However, despite their popularity, Arab fundamentalist groups lack political maturity to innovate democratically.  Arabs’ religious fanatics follow tradition obsessively, literally and coercively. In particular, Arab fundamentalist groups are not sensitive to empowerment of women in society. They demonize the West, and blame their ills on the outside world.

Fanatics rely on brutal force and ignore human investment.  When Arab fundamentalists become deeply self-critical, they may eventually find their way to real reform. They expect Islam to condone suicide killing, but authentic Islam will never give these religious fanatics the moral license to disregard universal rules of combat and insurgency.

Western and Arab fundamentalists are trapped in a cycle of mutual demonizing. As the world becomes a global village, fundamentalist across cultures and borders are waging ethnocentric wars. They are busy canceling each other ideologically. Arab fundamentalists demonize western modernity; whereas, US fundamentalists demonize Islamic ideology.

In each society, the future of fundamental religions is tied to the future of mainline religion.  

In the Arab world, where the economy worsens and politics deteriorate, fundamentalism thrives. As long as moderate religious institutions are inhibited by the autocratic state there is little hope in containing fundamentalism.

And in America, as long as main line churches are losing their relevance to a rapidly changing and competitive society, the fundamental church will continue to grow in size and in political impact.  In an age of growing anxiety about the future of the world – and in particular, the future of Western civilization – fundamental churches seem to be able to respond with concrete, albeit superficial, answers for which people are thirsty.

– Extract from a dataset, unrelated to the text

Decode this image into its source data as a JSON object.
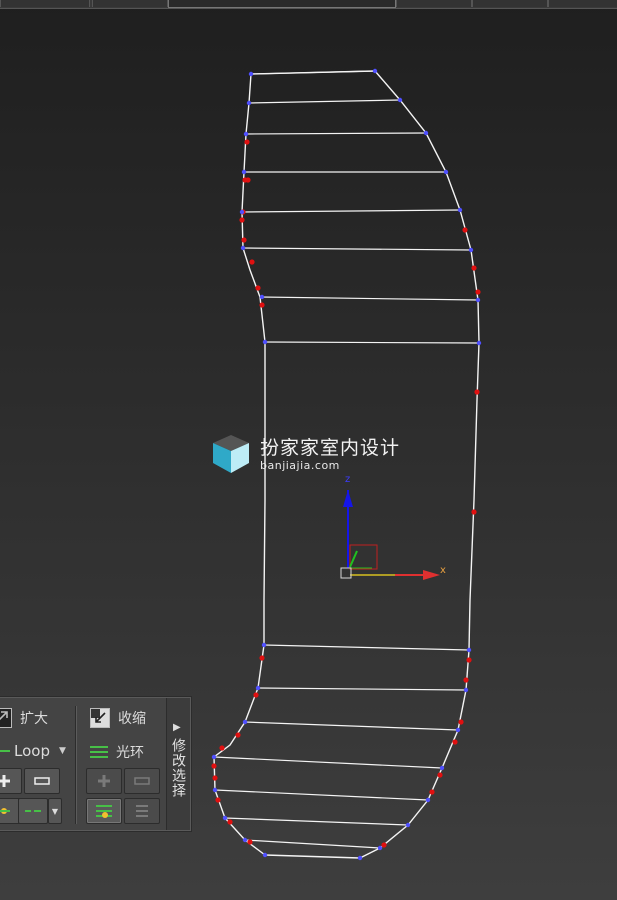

What fundamentalists of all cultures share is the industry of fear and anxiety. Irrational fear is the renewable resource that fuels their theology and economy.

2007-05-12T00:00:00+00:00 May 12th, 2007|Categories: News|